▶ _RECORDS TO USE_:
▼
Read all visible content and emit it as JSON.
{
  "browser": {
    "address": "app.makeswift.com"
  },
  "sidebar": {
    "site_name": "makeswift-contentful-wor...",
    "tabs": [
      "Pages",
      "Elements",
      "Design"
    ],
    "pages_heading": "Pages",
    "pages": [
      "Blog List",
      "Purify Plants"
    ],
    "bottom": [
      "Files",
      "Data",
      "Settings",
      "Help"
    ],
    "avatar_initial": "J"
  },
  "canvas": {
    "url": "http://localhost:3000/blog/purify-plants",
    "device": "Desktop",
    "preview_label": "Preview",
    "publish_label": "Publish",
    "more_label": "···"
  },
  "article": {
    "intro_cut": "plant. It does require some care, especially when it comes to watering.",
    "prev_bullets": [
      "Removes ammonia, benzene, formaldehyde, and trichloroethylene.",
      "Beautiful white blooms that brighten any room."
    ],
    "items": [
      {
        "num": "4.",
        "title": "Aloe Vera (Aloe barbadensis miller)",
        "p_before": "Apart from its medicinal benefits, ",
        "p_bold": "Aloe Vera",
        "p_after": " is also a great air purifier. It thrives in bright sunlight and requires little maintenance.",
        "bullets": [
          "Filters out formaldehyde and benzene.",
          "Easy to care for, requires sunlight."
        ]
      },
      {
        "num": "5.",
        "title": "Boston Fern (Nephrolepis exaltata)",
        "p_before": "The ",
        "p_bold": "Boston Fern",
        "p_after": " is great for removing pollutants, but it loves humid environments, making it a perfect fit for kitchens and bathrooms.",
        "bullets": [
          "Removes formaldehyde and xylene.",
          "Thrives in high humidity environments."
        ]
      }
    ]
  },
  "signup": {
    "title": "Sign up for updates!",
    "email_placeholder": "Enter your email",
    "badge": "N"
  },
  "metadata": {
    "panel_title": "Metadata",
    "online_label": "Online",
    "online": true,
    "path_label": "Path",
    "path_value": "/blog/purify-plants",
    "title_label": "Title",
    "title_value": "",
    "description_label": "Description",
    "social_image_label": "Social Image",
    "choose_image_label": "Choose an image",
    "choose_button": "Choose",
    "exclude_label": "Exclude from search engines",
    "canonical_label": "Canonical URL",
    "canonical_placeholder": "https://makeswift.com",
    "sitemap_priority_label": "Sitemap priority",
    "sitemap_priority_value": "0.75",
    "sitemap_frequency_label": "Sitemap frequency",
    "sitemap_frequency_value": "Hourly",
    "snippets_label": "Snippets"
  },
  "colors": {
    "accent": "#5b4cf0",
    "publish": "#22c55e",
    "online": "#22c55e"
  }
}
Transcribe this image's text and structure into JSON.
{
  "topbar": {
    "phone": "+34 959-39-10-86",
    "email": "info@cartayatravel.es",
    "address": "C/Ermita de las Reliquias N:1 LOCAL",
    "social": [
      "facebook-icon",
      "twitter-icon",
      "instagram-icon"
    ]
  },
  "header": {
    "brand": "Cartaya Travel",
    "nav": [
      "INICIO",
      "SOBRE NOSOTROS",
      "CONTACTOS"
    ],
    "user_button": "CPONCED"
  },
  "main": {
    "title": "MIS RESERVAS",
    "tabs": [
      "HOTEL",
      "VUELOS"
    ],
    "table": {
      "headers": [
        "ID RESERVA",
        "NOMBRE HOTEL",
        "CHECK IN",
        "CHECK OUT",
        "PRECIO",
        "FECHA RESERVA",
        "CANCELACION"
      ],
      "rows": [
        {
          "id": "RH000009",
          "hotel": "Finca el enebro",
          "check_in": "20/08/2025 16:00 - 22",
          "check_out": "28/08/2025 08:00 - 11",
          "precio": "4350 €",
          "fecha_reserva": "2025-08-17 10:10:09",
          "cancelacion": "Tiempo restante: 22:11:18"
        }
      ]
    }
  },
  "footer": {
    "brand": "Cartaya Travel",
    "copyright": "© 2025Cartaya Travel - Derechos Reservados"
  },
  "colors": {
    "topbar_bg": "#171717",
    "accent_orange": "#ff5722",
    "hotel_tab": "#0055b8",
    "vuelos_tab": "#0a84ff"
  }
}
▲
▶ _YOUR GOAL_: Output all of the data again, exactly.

▶ _THE ANSWER_:
Read all visible content and emit it as JSON.
{
  "browser": {
    "address": "app.makeswift.com"
  },
  "sidebar": {
    "site_name": "makeswift-contentful-wor...",
    "tabs": [
      "Pages",
      "Elements",
      "Design"
    ],
    "pages_heading": "Pages",
    "pages": [
      "Blog List",
      "Purify Plants"
    ],
    "bottom": [
      "Files",
      "Data",
      "Settings",
      "Help"
    ],
    "avatar_initial": "J"
  },
  "canvas": {
    "url": "http://localhost:3000/blog/purify-plants",
    "device": "Desktop",
    "preview_label": "Preview",
    "publish_label": "Publish",
    "more_label": "···"
  },
  "article": {
    "intro_cut": "plant. It does require some care, especially when it comes to watering.",
    "prev_bullets": [
      "Removes ammonia, benzene, formaldehyde, and trichloroethylene.",
      "Beautiful white blooms that brighten any room."
    ],
    "items": [
      {
        "num": "4.",
        "title": "Aloe Vera (Aloe barbadensis miller)",
        "p_before": "Apart from its medicinal benefits, ",
        "p_bold": "Aloe Vera",
        "p_after": " is also a great air purifier. It thrives in bright sunlight and requires little maintenance.",
        "bullets": [
          "Filters out formaldehyde and benzene.",
          "Easy to care for, requires sunlight."
        ]
      },
      {
        "num": "5.",
        "title": "Boston Fern (Nephrolepis exaltata)",
        "p_before": "The ",
        "p_bold": "Boston Fern",
        "p_after": " is great for removing pollutants, but it loves humid environments, making it a perfect fit for kitchens and bathrooms.",
        "bullets": [
          "Removes formaldehyde and xylene.",
          "Thrives in high humidity environments."
        ]
      }
    ]
  },
  "signup": {
    "title": "Sign up for updates!",
    "email_placeholder": "Enter your email",
    "badge": "N"
  },
  "metadata": {
    "panel_title": "Metadata",
    "online_label": "Online",
    "online": true,
    "path_label": "Path",
    "path_value": "/blog/purify-plants",
    "title_label": "Title",
    "title_value": "",
    "description_label": "Description",
    "social_image_label": "Social Image",
    "choose_image_label": "Choose an image",
    "choose_button": "Choose",
    "exclude_label": "Exclude from search engines",
    "canonical_label": "Canonical URL",
    "canonical_placeholder": "https://makeswift.com",
    "sitemap_priority_label": "Sitemap priority",
    "sitemap_priority_value": "0.75",
    "sitemap_frequency_label": "Sitemap frequency",
    "sitemap_frequency_value": "Hourly",
    "snippets_label": "Snippets"
  },
  "colors": {
    "accent": "#5b4cf0",
    "publish": "#22c55e",
    "online": "#22c55e"
  }
}
Transcribe this image's text and structure into JSON.
{
  "topbar": {
    "phone": "+34 959-39-10-86",
    "email": "info@cartayatravel.es",
    "address": "C/Ermita de las Reliquias N:1 LOCAL",
    "social": [
      "facebook-icon",
      "twitter-icon",
      "instagram-icon"
    ]
  },
  "header": {
    "brand": "Cartaya Travel",
    "nav": [
      "INICIO",
      "SOBRE NOSOTROS",
      "CONTACTOS"
    ],
    "user_button": "CPONCED"
  },
  "main": {
    "title": "MIS RESERVAS",
    "tabs": [
      "HOTEL",
      "VUELOS"
    ],
    "table": {
      "headers": [
        "ID RESERVA",
        "NOMBRE HOTEL",
        "CHECK IN",
        "CHECK OUT",
        "PRECIO",
        "FECHA RESERVA",
        "CANCELACION"
      ],
      "rows": [
        {
          "id": "RH000009",
          "hotel": "Finca el enebro",
          "check_in": "20/08/2025 16:00 - 22",
          "check_out": "28/08/2025 08:00 - 11",
          "precio": "4350 €",
          "fecha_reserva": "2025-08-17 10:10:09",
          "cancelacion": "Tiempo restante: 22:11:18"
        }
      ]
    }
  },
  "footer": {
    "brand": "Cartaya Travel",
    "copyright": "© 2025Cartaya Travel - Derechos Reservados"
  },
  "colors": {
    "topbar_bg": "#171717",
    "accent_orange": "#ff5722",
    "hotel_tab": "#0055b8",
    "vuelos_tab": "#0a84ff"
  }
}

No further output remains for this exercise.